Dracula vs. Frankenstein get amped up for the fight of the century with a 1080p presentation sourced from a restoration performed by MGM Studios from archival film elements. Although that description is a touch vague, it’s not surprising given how many of Adamson’s films had been pulled together from various sources. That should give you a hint as to how film grain behaves in this presentation. Sometimes it can be thick and clumpy, while the newer footage has grain that’s much better resolved. It’s not to the detriment of this stellar presentation, as the AVC encode handles those drops and increases in fidelity with aplomb.
This is the same transfer seen in the now sold-out Al Adamson: The Masterpiece Collection box set that was released by Severin Films in 2020, but it still stands tall as a big standout from that previous release. Blacks and shadows are given terrific depth, and those clay-based, clumpy monster makeup effects look as egregious as they did on release day. For a film that has been plagued with terrible transfers for years, it’s a treat seeing it look as good as it will ever look, maybe even better than Adamson would have wanted.
Brain of Blood is in a similar camp as DvF, with a transfer previously seen in both Severin’s Adamson box set and their Hemisphere Box of Horrors release from 2019. Although the restoration notes aren’t included with this release, I looked at the booklet from the aforementioned box set to find that Brain of Blood was scanned and restored from the 16mm internegative. The negative is lost and since the internegative had a different title printed on it, a faded 35mm print was used for the title card. This is a tougher presentation to look at than DvF, but that’s not surprising given the limited film sources available. Grain is still resolved well despite being unpredictable from shot to shot. Some haziness is cast over the image that can make things look a bit too heavy on contrast. Otherwise, this is a decent transfer that is representative of the source limitations.
For a film that’s culled from so many different pieces of footage, Dracula vs. Frankenstein has a rather full-throated and clear mono soundtrack that rarely suffers from any damage. Even when I expected effects to sound washed-out due to production limitations, I was pleased to find the opposite occurring. While range is also limited, dialogue comes through crystal clear and achieves a nice balance. Brain of Blood gets a mono soundtrack as well, but it definitely suffers more than its counterpart due to source limitations and damage. Dialogue can frequently sound tinny and music comes off a bit hazy, yet dialogue is still clear.

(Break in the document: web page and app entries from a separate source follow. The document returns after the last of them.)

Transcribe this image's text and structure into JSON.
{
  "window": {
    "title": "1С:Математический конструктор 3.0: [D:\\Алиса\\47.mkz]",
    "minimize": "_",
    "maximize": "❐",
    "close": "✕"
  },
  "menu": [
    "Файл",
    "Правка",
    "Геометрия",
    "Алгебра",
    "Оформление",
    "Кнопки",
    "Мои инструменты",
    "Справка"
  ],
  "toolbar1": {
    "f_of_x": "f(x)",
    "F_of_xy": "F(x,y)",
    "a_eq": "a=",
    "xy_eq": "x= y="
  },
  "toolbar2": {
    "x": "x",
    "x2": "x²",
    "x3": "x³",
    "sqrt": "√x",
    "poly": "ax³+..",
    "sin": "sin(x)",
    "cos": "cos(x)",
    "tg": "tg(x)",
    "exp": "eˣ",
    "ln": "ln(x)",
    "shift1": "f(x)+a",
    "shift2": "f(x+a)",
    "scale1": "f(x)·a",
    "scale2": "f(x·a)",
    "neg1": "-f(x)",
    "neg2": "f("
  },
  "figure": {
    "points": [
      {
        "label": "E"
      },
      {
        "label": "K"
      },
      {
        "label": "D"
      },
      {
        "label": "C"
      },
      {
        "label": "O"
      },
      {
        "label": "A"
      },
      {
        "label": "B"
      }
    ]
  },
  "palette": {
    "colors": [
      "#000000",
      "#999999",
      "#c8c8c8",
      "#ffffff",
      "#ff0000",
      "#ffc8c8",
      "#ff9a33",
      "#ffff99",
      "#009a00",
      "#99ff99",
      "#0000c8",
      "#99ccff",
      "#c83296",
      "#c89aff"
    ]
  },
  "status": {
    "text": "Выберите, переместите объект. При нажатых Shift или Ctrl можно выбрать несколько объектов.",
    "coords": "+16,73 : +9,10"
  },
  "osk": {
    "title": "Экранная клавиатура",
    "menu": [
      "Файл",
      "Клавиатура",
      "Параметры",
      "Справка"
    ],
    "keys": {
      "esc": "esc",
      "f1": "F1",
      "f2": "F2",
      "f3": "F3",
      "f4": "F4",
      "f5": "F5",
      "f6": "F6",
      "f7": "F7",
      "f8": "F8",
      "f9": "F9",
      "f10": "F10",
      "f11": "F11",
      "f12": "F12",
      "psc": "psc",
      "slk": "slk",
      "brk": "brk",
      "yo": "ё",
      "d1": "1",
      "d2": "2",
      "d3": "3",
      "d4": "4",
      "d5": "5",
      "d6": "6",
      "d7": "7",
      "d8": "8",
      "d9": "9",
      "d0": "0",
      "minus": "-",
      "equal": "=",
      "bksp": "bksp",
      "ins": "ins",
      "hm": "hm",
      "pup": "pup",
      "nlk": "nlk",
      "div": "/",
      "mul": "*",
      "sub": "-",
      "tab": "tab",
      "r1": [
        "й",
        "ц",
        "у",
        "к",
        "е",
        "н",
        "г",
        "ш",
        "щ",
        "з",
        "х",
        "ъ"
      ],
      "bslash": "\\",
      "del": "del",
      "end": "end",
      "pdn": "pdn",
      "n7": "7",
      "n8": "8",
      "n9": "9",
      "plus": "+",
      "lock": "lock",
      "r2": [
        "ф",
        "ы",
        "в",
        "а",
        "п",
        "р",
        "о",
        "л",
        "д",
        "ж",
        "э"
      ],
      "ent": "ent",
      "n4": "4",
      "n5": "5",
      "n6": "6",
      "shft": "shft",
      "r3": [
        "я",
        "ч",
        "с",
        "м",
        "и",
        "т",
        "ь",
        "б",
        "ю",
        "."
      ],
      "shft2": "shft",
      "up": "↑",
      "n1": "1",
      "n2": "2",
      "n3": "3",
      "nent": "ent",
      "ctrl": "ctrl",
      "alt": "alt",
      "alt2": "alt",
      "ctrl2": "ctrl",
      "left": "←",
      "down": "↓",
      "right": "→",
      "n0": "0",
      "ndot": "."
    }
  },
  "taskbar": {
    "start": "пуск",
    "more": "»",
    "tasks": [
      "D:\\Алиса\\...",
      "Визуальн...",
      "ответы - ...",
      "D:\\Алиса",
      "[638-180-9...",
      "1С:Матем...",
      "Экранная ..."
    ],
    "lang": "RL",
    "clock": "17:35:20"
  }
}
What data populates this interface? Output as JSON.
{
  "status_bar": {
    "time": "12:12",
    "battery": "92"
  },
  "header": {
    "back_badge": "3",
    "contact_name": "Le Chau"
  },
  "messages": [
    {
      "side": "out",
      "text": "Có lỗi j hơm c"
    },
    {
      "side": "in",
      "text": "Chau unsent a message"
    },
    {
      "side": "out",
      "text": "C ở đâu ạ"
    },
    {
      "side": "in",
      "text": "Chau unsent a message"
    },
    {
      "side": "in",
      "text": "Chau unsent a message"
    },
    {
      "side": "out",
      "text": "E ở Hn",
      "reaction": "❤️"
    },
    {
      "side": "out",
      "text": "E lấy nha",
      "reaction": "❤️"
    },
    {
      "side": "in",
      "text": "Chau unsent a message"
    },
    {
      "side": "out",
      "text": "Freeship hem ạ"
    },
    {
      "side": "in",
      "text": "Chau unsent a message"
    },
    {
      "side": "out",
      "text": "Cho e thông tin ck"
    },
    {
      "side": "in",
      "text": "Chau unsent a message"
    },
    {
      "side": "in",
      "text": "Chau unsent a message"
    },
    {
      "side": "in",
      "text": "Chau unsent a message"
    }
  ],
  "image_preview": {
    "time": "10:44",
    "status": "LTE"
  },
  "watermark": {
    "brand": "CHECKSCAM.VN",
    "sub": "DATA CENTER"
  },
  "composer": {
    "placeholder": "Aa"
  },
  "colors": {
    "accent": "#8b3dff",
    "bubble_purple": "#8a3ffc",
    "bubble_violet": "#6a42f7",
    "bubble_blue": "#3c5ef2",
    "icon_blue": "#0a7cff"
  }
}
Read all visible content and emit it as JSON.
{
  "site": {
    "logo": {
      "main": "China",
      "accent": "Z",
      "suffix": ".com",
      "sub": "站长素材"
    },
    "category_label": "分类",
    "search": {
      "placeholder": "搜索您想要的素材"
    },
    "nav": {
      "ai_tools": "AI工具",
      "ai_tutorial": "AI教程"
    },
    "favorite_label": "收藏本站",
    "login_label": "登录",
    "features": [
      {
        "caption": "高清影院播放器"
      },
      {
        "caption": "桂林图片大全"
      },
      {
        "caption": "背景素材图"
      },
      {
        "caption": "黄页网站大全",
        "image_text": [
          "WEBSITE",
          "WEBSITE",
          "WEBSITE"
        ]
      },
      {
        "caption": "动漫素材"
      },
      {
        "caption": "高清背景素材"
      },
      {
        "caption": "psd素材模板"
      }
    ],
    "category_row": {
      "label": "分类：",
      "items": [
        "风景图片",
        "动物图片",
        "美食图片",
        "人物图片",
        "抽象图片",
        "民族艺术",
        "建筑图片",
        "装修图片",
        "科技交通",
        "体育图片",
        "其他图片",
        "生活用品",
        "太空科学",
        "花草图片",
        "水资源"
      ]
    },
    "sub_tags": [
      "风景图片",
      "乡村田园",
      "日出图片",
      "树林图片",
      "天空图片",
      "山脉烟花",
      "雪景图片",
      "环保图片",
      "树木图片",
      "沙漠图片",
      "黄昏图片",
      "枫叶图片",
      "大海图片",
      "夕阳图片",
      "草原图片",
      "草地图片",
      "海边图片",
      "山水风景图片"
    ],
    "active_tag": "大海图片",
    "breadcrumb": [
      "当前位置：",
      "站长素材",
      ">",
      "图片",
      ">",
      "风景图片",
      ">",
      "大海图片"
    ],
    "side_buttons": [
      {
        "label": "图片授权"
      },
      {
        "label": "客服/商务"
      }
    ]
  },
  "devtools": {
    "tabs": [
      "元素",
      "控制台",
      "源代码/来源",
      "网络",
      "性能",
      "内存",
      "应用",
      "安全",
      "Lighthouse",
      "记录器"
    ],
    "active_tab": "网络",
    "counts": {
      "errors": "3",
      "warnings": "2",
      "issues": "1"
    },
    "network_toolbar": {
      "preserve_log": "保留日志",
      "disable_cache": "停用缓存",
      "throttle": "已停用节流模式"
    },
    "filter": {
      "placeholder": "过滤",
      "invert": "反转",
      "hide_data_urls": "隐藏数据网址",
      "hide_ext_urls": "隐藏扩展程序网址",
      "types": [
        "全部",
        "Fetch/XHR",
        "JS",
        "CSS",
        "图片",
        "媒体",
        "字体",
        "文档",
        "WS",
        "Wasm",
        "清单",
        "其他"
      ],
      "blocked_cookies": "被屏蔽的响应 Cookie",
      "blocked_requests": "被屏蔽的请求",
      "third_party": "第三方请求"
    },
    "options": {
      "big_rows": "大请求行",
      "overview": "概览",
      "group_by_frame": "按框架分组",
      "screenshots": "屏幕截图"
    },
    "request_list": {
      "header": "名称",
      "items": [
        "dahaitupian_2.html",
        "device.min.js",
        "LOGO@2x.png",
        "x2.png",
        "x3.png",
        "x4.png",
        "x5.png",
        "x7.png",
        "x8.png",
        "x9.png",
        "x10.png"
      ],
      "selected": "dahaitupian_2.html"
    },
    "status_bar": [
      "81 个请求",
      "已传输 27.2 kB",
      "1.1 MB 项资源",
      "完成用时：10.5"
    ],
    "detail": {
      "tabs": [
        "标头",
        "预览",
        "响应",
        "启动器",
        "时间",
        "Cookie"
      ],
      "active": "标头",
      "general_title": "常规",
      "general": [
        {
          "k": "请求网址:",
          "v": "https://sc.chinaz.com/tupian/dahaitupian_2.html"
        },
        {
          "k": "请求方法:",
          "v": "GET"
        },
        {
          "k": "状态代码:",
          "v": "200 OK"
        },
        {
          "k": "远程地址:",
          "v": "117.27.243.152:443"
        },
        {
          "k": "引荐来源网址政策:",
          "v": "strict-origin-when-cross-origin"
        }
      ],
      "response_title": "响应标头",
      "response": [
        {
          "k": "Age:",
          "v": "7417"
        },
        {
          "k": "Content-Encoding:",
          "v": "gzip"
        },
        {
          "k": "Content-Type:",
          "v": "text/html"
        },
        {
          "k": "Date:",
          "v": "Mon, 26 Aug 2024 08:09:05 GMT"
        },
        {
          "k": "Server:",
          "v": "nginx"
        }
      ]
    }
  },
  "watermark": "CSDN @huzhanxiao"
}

If you’re at all familiar with Severin’s Al Adamson: The Masterpiece Collection box set, then you probably know just how packed this release comes with bonus features. Severin carries over all the supplements used in disc six of the aforementioned set. As a matter of fact, I believe this BD-50 disc is identical to the one used in the Adamson box set.
With all that said, the previously produced supplements are all stellar, like the video essay produced by film historian Howard S. Berger that’s equally as fun and rollicking as an Adamson film can be. It’s an academic approach to an exploitation figurehead, yet it makes easy work of dissecting Adamson’s various influences and themes applied to the film.
Dracula vs. Frankenstein bonus features:
Brain of Blood bonus features:
Severin Films brings back the madness of Al Adamson with a two-disc release of Dracula vs. Frankenstein and Brain of Blood that carries over all previous supplements and adds a CD soundtrack. The transfers will please horror fans, especially for those who missed out on the Adamson box set from 2020, and the new slipcover with spot gloss adds some more life to a couple of whacked-out cult masterpieces. This release comes Recommended!